A confidential Ministry of Defence memo says that corrosion on the UK’s new fleet of hunter-killer submarines was caused by cost-cutting and warns that quality controls have been ignored, the Guardian can reveal.
Written by a senior analyst at the MoD, the memo says the corrosion is a “cause for major concern”, and that the first three Astute class boats are likely to experience “severe problems” in the future.
“Has the objective been the prevention of corrosion in submarine components or was it just a cost-cutting exercise?” the memo asks. “It seems a decision has been taken to keep the painting to a minimum in Astute class build to reduce costs? It has to be accepted that the rust effected [sic] areas will not be 100% removed … It could be categorically stated that corrosion life of these components has been compromised and further corrosion problems could be expected before the planned maintenance period.”
The disclosure comes after a Guardian investigation revealed that HMS Astute, the first of seven new hunter-killer boats, has been beset with problems during sea trials, raising questions about its performance and reliability.
The £9.75bn fleet was commissioned 15 years ago to become a cornerstone of the UK’s naval attack capability, but a range of design and construction flaws have emerged.
Defence officials admitted corrosion was found on the submarines but insisted the problem had been rectified. They said it should not affect any more boats in the fleet.
However, the memo suggests the damage to the Astute, and its sister submarine HMS Ambush, was extensive and warns that the boats will have to spend more time being repaired in the future.
The memo says this is “clearly a Quality Assurance failure”, adding: “But there has not been any effort taken to find out the reasons for this failure. It is important that the MoD/Astute project finds out who was responsible for such a quality failure and more importantly how to avoid such QA failures in the future.” Expert advice was ignored “in the name of meeting a schedule”, it says.

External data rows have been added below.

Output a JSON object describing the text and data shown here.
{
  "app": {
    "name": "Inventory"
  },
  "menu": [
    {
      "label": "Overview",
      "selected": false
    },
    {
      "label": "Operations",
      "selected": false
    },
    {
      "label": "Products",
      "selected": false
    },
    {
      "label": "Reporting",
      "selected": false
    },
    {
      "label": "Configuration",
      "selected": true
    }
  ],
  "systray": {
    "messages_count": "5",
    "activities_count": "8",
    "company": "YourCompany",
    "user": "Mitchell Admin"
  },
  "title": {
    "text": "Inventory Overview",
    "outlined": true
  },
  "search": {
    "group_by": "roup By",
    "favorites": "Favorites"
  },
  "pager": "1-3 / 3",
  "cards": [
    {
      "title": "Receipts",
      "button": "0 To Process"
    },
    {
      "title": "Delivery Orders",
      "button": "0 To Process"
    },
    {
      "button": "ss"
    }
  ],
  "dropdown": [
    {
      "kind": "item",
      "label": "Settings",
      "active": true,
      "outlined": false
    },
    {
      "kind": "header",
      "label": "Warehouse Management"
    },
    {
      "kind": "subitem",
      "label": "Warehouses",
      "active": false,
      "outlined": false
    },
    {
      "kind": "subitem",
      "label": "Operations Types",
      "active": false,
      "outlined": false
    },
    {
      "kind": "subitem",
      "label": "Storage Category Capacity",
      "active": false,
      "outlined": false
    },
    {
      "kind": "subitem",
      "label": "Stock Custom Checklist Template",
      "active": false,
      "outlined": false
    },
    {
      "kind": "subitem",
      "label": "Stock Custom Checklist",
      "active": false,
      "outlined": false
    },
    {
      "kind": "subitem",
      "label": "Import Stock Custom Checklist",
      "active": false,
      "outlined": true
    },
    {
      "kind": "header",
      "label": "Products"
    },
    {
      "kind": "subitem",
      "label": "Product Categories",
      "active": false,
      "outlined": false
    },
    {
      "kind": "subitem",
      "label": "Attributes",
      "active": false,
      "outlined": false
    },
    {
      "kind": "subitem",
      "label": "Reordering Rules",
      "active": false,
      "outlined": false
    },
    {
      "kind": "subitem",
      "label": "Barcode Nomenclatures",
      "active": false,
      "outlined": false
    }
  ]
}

The memo concludes: “It seems that the first three Astute Class Boats would have the same problems and therefore, the Submarine In-Service team could expect sever [sic] problems in the future.
“These failures show a lack of giving prominence to the materials and corrosion issues and taking decisions mainly with the objective of reducing costs. The MoD … seems to be concentrating on the procurement costs without consideration to through-life costs.
HMS Astute also encountered a flooding problem during sea trials last year, it has emerged.
Officials said the attack vessel let in tens of litres of water due to a corroded metal cap on one of its cooling pipes. As a result it was forced to resurface.
Electrical switchboards were also found to be fitted incorrectly and concerns were raised about the accuracy of instruments monitoring its on-board nuclear reactor.
Despite the teething problems, defence officials said the issues had been rectified and it was “normal for first-of-class trials to identify areas where modifications are required”.
The history of procurement disasters at the Ministry of Defence is a long and dispiriting one and nobody wants the Astute submarine programme – already costing close to £10bn – to join the list. In some respects, it already has, because of the delays and budget increases over the last 15 years
In an industry where a small nut or bolt can cost up to £1,000, and be required to perform an important role, this is a necessity. The QA regime is there for safety reasons and to give confidence that other cogs in the system do not jam.
The cap that failed on the water cooling pipe on HMS Astute was supposed to have QA1 status, but somehow a cap made of the wrong material [Really? That IS unacceptable] was installed. The MoD and BAE Systems, which has the contract for building the Astute submarines, have refused to be drawn on how this happened and why they think it cannot happen again
John Large, a nuclear submarine expert said. “The implications of these revelations are that the submarines are likely to be held over out of service longer during future maintenance spells and, of course, there are costly safety and operational issues arising from this,”
Every penny counts at the MoD at the moment. Thousands of people – serving personnel and civil servants – have been made redundant. Thousands more will go next year too.
The MoD cannot afford another procurement embarrassment.
The boat has yet to start formal service, Astute – four years overdue and £2bn over budget – has been surrounded by controversy since it was first commissioned 15 years ago. Is this really acceptable? Do we have to live with such apparent incompetence? What would be the outcome if we behaved as incompetently as that?